All of these have an underlying systemic implication for the supply chain's architecture and for the dynamic response networks that need to be created to enable them.
Q: How do you go about determining which technologies are important and where to apply them?
A: The jobs that must be done in commerce and logistics don't fundamentally change. Customers will always want to buy clothes, and we will always have to complete a financial transaction and provide the goods, for instance. But evolving technologies can overcome resource constraints, provide step-change cost advantages, and give us new opportunities to delight the customer. So, I look at the jobs we need to do and map to them the relevant technologies to create a framework of opportunities. As an example, if a package of pretzels can "talk" digitally to the customer and engage in the process of cooking, suddenly the concept of food logistics and brand packaging looks very different. New value gets unlocked for customers and brand companies.
Here's another example: When they are choosing clothes, customers are regularly at the mercy of the sizes and colors that are already available. The technology exists that would allow a customer to choose the style, fabric, size, color, and other options for the garment to be made to order and shipped out overnight. Then, the customer could have exactly what he or she wanted each time without the risk of the size or preferred color being out of stock.
Q: Any predictions about what will be the hot areas for supply chain in the next five to 10 years?
A: Yes, I think the following areas will be most important:

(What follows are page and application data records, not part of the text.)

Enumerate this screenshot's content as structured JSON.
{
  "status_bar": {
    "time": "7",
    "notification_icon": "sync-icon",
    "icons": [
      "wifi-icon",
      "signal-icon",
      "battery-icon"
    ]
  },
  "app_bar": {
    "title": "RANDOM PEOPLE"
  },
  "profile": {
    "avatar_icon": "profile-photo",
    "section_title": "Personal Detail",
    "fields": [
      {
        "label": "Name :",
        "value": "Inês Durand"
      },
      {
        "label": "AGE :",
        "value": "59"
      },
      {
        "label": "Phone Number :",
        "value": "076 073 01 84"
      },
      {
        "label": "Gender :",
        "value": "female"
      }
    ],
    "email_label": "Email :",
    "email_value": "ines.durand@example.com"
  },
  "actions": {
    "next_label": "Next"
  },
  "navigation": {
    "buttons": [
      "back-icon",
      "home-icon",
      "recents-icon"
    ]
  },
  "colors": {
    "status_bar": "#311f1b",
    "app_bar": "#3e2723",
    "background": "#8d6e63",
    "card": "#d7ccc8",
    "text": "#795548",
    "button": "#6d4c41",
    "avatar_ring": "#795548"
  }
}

Q: Why is know-how about emerging sciences critical to businesses in general and supply chain organizations in particular? How will the roles of supply chain professionals evolve?
A: I firmly believe that a company must grow as fast as its market to survive in the long term. Since the rate of change in the markets is going up continuously, innovation and growth must be everyone's job, not just that of a select few.
Let me address this using an example. Today, a transportation leader is rewarded for securing the right contractual rates, managing drivers for safety and compliance, and executing on time and within budget. In a world of autonomous vehicles, there is no driver to manage, and the job of the transport leader is to ensure and build the right algorithms, manage the integrity of assets, and ensure good customer interactions. Because so much must change, being ahead of it is critical.
My experience has made me a firm believer in the ability of logistics to drive revenue and create new business models. Logistics can drive customer intimacy, operational excellence, and product leadership. Autonomous vehicles, for instance, will improve efficiency, but there are numerous ways they can be a source of revenue. Those that carry passengers can be mobile kiosks, making sales to passengers. And while they are carrying passengers, the trunks can be carrying packages for delivery.
Supply chain leaders need to be alert to these opportunities and be able to capitalize upon them. To do that, they must think as businesspeople—more like a general manager and less like a transaction-focused logistics manager.